- Nikita Thomas
Afraid of Digital Solutions? Let's Unpack that...
Reportedly, there have been more innovations in this last year than there have been in the last 10 years, with one major driver - increasing digital solutions. The companies that truly flourished during the disruptive pandemic were those that embraced digital tools, and met the evolving technology-enabled demand in order to harness innovation. There is no denying that this demand will increase as more and more digital solutions are surfacing and will continue to in the future.
This explosion in digital innovation comes with the increased fears of compromised safety and privacy as even more data is collected on individuals. With the continual developments of advanced AI algorithms, people are questioning what personal data these companies are tracking. I’m sure everyone has had a moment where they thought their phone was listening to them with such targeted ads seconds after a conversation with a friend. Netflix series’ like The Social Dilemma have highlighted the controversial and often negative impacts of addictive digital social platforms such as Instagram and Tik Tok. This includes the manipulation of users' views, emotions, and behaviours based on the type of curated content presented to them. Therefore, it’s not surprising we are starting to see conspiracy theories and Big Brother surveillance worries creeping into users' minds.
However, in order to get a sense of why you are feeling like they are listening in or tracking your every movement, it is important to understand how these machine learning algorithms process user data. Look at Tik Tok, an app that has a curated personal feed. In order for the algorithm to know what video to line up next, it must decide what aspects of the video will get you to like and share that content- as that is what the algorithm sees as a successful recommendation. The algorithm knows you enjoy the video based on how many times you viewed the video,as well as if you like and comment on the video, and if you shared it with others. Therefore, it collects this data on every video you consume: how many seconds did it take for you to scroll to the next video, did you like, comment, share that video, and does it fall into certain categories of content based on the hashtags and captions. These are all features of the video that the algorithm must define as a trend in order to continue giving you the content you most like. If the model is designed to better find the trends in your digital behaviour that make you enjoy a video, the more correlated features it ingests and the better the accuracy. As users, it’s important to understand that the model’s only goal may be to get you to like or share videos, therefore it will learn the pattern of features to get to that goal with 100% accuracy. This is where problems can occur, for example, if a user is depressed and watching videos that validate any suicidal feelings, the user will like, comment, or share the video and the algorithm will continue to line up similar videos into the user’s feed, adding to this negative spiral. If the intentions of the model are not in favor of the user, the model can be detrimental. In this case, considerations of situations where the likes may be dangerous to the user’s safety are necessary.

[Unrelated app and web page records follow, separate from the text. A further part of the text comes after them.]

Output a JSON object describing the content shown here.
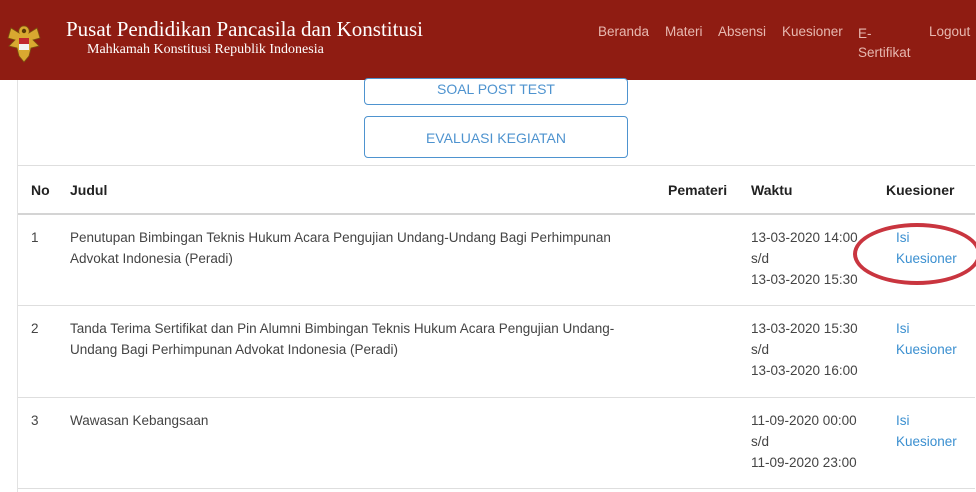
{
  "header": {
    "title": "Pusat Pendidikan Pancasila dan Konstitusi",
    "subtitle": "Mahkamah Konstitusi Republik Indonesia",
    "brand_color": "#8f1c12"
  },
  "nav": {
    "beranda": "Beranda",
    "materi": "Materi",
    "absensi": "Absensi",
    "kuesioner": "Kuesioner",
    "esertifikat_line1": "E-",
    "esertifikat_line2": "Sertifikat",
    "logout": "Logout"
  },
  "buttons": {
    "post_test": "SOAL POST TEST",
    "evaluasi": "EVALUASI KEGIATAN"
  },
  "table": {
    "headers": {
      "no": "No",
      "judul": "Judul",
      "pemateri": "Pemateri",
      "waktu": "Waktu",
      "kuesioner": "Kuesioner"
    },
    "rows": [
      {
        "no": "1",
        "judul_line1": "Penutupan Bimbingan Teknis Hukum Acara Pengujian Undang-Undang Bagi Perhimpunan",
        "judul_line2": "Advokat Indonesia (Peradi)",
        "pemateri": "",
        "waktu_start": "13-03-2020 14:00",
        "waktu_sep": "s/d",
        "waktu_end": "13-03-2020 15:30",
        "link_line1": "Isi",
        "link_line2": "Kuesioner"
      },
      {
        "no": "2",
        "judul_line1": "Tanda Terima Sertifikat dan Pin Alumni Bimbingan Teknis Hukum Acara Pengujian Undang-",
        "judul_line2": "Undang Bagi Perhimpunan Advokat Indonesia (Peradi)",
        "pemateri": "",
        "waktu_start": "13-03-2020 15:30",
        "waktu_sep": "s/d",
        "waktu_end": "13-03-2020 16:00",
        "link_line1": "Isi",
        "link_line2": "Kuesioner"
      },
      {
        "no": "3",
        "judul_line1": "Wawasan Kebangsaan",
        "judul_line2": "",
        "pemateri": "",
        "waktu_start": "11-09-2020 00:00",
        "waktu_sep": "s/d",
        "waktu_end": "11-09-2020 23:00",
        "link_line1": "Isi",
        "link_line2": "Kuesioner"
      }
    ]
  },
  "annotation_color": "#c9353f",
  "link_color": "#3a8fd0"
}
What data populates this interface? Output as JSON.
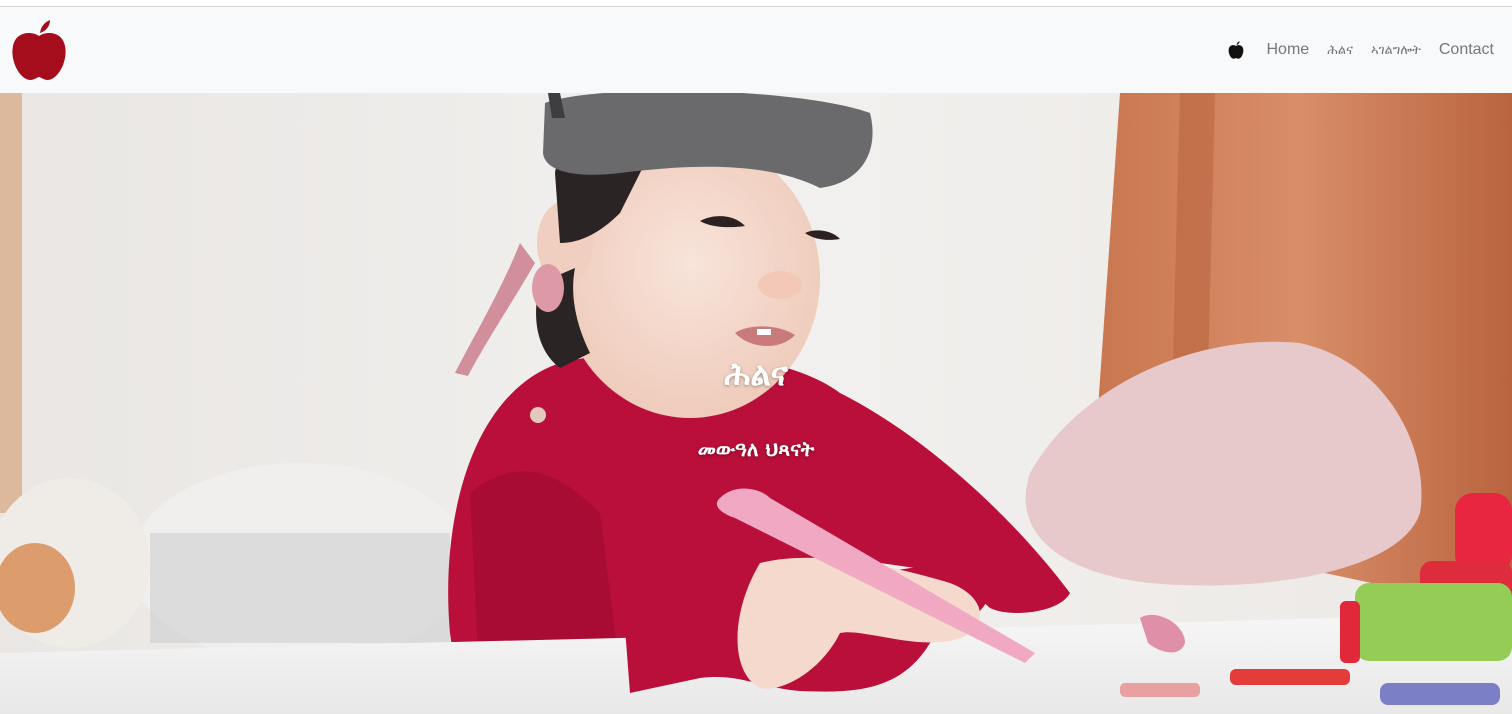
{
  "header": {
    "logo_icon": "apple-logo-icon",
    "brand_color": "#a50d1c"
  },
  "nav": {
    "icon": "apple-icon",
    "items": [
      {
        "label": "Home"
      },
      {
        "label": "ሕልና"
      },
      {
        "label": "ኣገልግሎት"
      },
      {
        "label": "Contact"
      }
    ]
  },
  "hero": {
    "title": "ሕልና",
    "subtitle": "መውዓለ ህጻናት",
    "image": "child-drawing-photo"
  }
}
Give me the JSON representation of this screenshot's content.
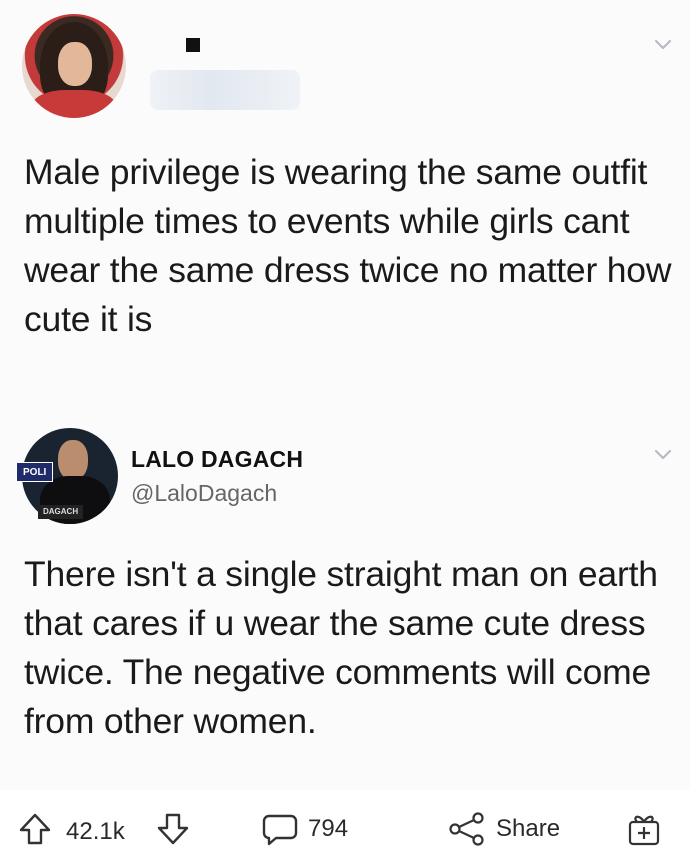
{
  "tweet1": {
    "name_redacted": true,
    "text": "Male privilege is wearing the same outfit multiple times to events while girls cant wear the same dress twice  no matter how cute it is"
  },
  "tweet2": {
    "author_name": "LALO DAGACH",
    "author_handle": "@LaloDagach",
    "avatar_badge_top": "POLI",
    "avatar_badge_bottom": "DAGACH",
    "text": "There isn't a single straight man on earth that cares if u wear the same cute dress twice. The negative comments will come from other women."
  },
  "actions": {
    "upvote_icon": "arrow-up-icon",
    "score": "42.1k",
    "downvote_icon": "arrow-down-icon",
    "comments_icon": "comment-bubble-icon",
    "comments_count": "794",
    "share_icon": "share-icon",
    "share_label": "Share",
    "award_icon": "gift-award-icon"
  },
  "colors": {
    "background": "#fbfbfb",
    "text": "#1a1a1a",
    "handle": "#666666"
  }
}
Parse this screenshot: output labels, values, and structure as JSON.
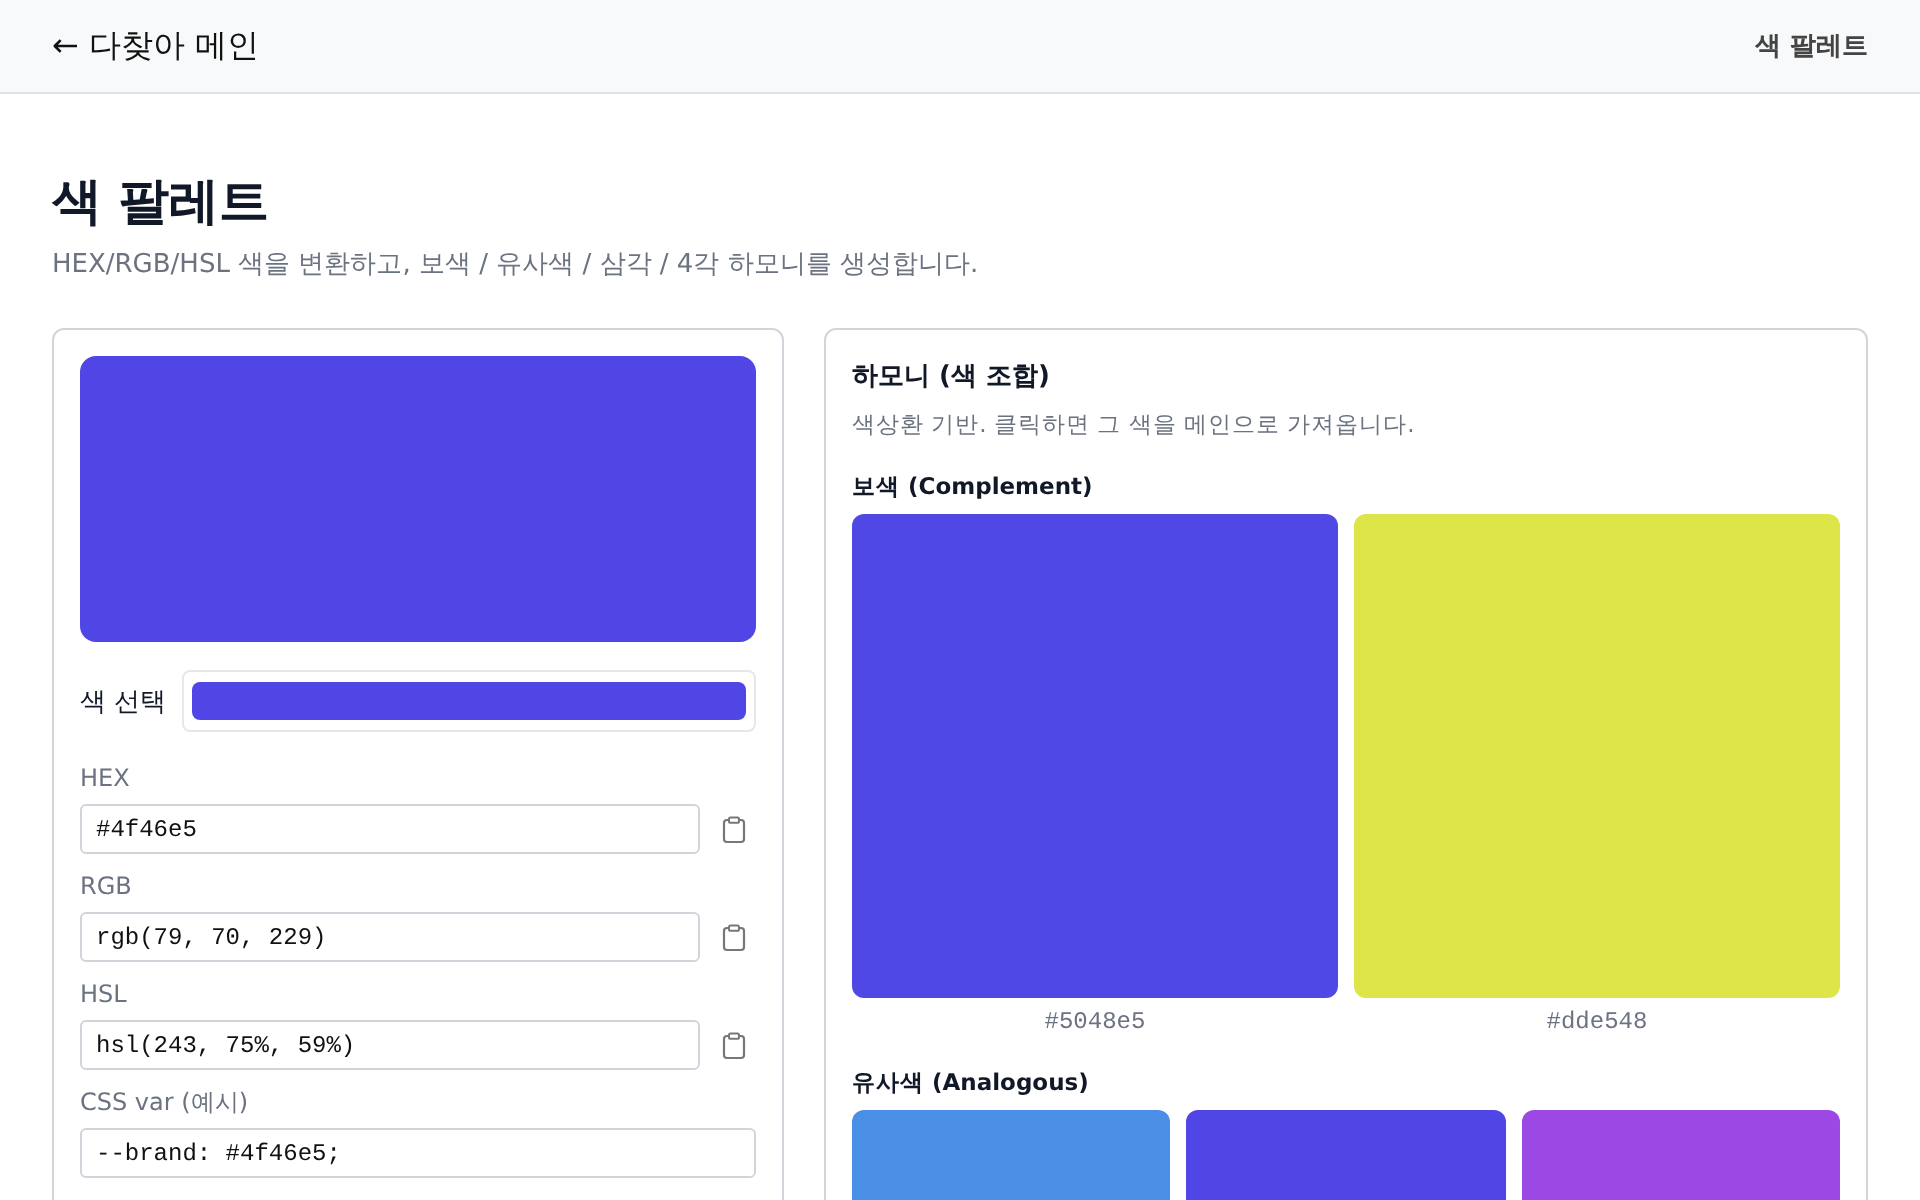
{
  "header": {
    "back_link": "← 다찾아 메인",
    "current_page": "색 팔레트"
  },
  "page": {
    "title": "색 팔레트",
    "description": "HEX/RGB/HSL 색을 변환하고, 보색 / 유사색 / 삼각 / 4각 하모니를 생성합니다."
  },
  "editor": {
    "preview": {
      "color": "#4f46e5"
    },
    "picker": {
      "label": "색 선택",
      "color": "#4f46e5"
    },
    "fields": [
      {
        "label": "HEX",
        "value": "#4f46e5",
        "copyable": true
      },
      {
        "label": "RGB",
        "value": "rgb(79, 70, 229)",
        "copyable": true
      },
      {
        "label": "HSL",
        "value": "hsl(243, 75%, 59%)",
        "copyable": true
      },
      {
        "label": "CSS var (예시)",
        "value": "--brand: #4f46e5;",
        "copyable": false
      }
    ]
  },
  "harmony": {
    "title": "하모니 (색 조합)",
    "description": "색상환 기반. 클릭하면 그 색을 메인으로 가져옵니다.",
    "groups": [
      {
        "label": "보색 (Complement)",
        "swatches": [
          {
            "color": "#5048e5",
            "hex": "#5048e5"
          },
          {
            "color": "#dde548",
            "hex": "#dde548"
          }
        ]
      },
      {
        "label": "유사색 (Analogous)",
        "swatches": [
          {
            "color": "#4a8fe5"
          },
          {
            "color": "#4f46e5"
          },
          {
            "color": "#9b48e5"
          }
        ]
      }
    ]
  }
}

At Behavidence, we want to be transparent with our users as they navigate their mental health journey. We pride ourselves in the fact that we can still give insights into your mental health without collecting sensitive digital information like GPS location tracking, or what search terms you use on Google, in case that data gets into the wrong hands. The information used in Behavidence’s models is collected with the goal of understanding basic phone behaviors like switching to different apps, average time spent on apps, and inactivity of your phone throughout the day in order to understand whether your pattern is similar to those diagnosed with different mental health conditions. This information can then be used to get a better understanding of digital behaviors that can indicate fluctuations in anxiety and depression, something that doctors and current mental health questionnaires rarely pick up on a day to day basis with objectivity. The mission of our digital solution is aimed to benefit the user by increasing awareness of their own mental health, validating their behaviors with others who have similar diagnoses, but also breaking away from the idea of one size fits all. This is achieved by defining new subtypes of depression and anxiety through your own personal behaviors. Additionally, with our anonymous login feature, none of your data can be tracked to your name.
Digital tools are here to stay and it’s important as users to understand how our data is being used and for what greater purpose. Next time you download a new app, ask yourself about the potential data that is being collected and what the intention is of the app. Above all, if you start to notice dips in your mental health, Behavidence is always here in the background supporting you in discovering what is causing that dip - be it environmental, social, or that new app you downloaded whose AI model is not benefiting you and your health.